It seems to me that GM is probably "insolvent" already, in the sense that the value of its liabilities exceeds the value of its assets.*
But if it is insolvent, how come its equity is still trading at a positive number? Easy. Think of the equity as an out-of-the-money option--worth something as a lottery ticket, even if worth nothing at the moment.
Here's an example. LittleCo has assets of $80 and liabilities of $100. So, insolvent. If LittleCo liquidates today, its creditors get 80 cents on the dollar and the equity gets bubkas. But LittleCo has a chance to invest all $80 in a new project which will yield (a) $160 or (b) $80, with a 50 percent chance of each. This pencils out right: 0.5(160)+0.5(0)=80.

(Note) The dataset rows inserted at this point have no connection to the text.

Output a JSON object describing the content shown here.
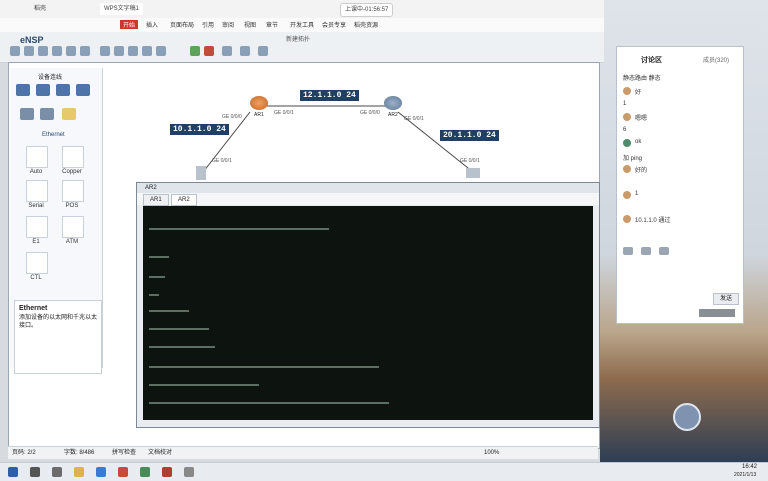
{
  "window_tabs": [
    "稻壳",
    "WPS文字稿1"
  ],
  "top_center": "上课中-01:56:57",
  "menu": [
    "开始",
    "插入",
    "页面布局",
    "引用",
    "审阅",
    "视图",
    "章节",
    "开发工具",
    "会员专享",
    "稻壳资源"
  ],
  "toolbar_title": "新建拓扑",
  "app_name": "eNSP",
  "device_panel": {
    "title": "设备连线",
    "section": "Ethernet",
    "cables": [
      "Auto",
      "Copper",
      "Serial",
      "POS",
      "E1",
      "ATM",
      "CTL"
    ]
  },
  "description": {
    "title": "Ethernet",
    "text": "添加设备的以太网和千兆以太接口。"
  },
  "topology": {
    "networks": [
      "10.1.1.0 24",
      "12.1.1.0 24",
      "20.1.1.0 24"
    ],
    "routers": [
      "AR1",
      "AR2"
    ],
    "ports": [
      "GE 0/0/1",
      "GE 0/0/0",
      "GE 0/0/0",
      "GE 0/0/1",
      "GE 0/0/1",
      "GE 0/0/1"
    ]
  },
  "terminal": {
    "title": "AR2",
    "tabs": [
      "AR1",
      "AR2"
    ]
  },
  "statusbar": {
    "left": "页码: 2/2",
    "words": "字数: 8/486",
    "mode": "拼写检查",
    "doc": "文档校对",
    "zoom": "100%"
  },
  "chat": {
    "title": "讨论区",
    "count": "成员(320)",
    "messages": [
      "静态路由 静态",
      "好",
      "1",
      "嗯嗯",
      "6",
      "ok",
      "好的",
      "1",
      "10.1.1.0 通过",
      "加 ping",
      "发送"
    ]
  },
  "tray": {
    "time": "16:42",
    "date": "2021/1/13"
  }
}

But from the standpoint of equity, there is the chance that something may turn up. How to measure the chance? Value the payoffs to equity. That would be: 0.5(160-100)+0.5(0)=30. So equity is worth $30, even though the company is insolvent. By the way, to double-check, figure the current market value of debt. The value is 0.5(100)+0.5(80)=50. Again, this pencils out right: $50+$30 = $80, so everything checks.
By the way, this is the same logic that leads to the conclusion that a homeowner whose mortgage is bigger than his house may nonetheless keep paying (link).
*In the bulldog of edition of this publication, I said it exactly backwarads. D'oh, no wonder my students don't understand me. And thanks, Taxmom.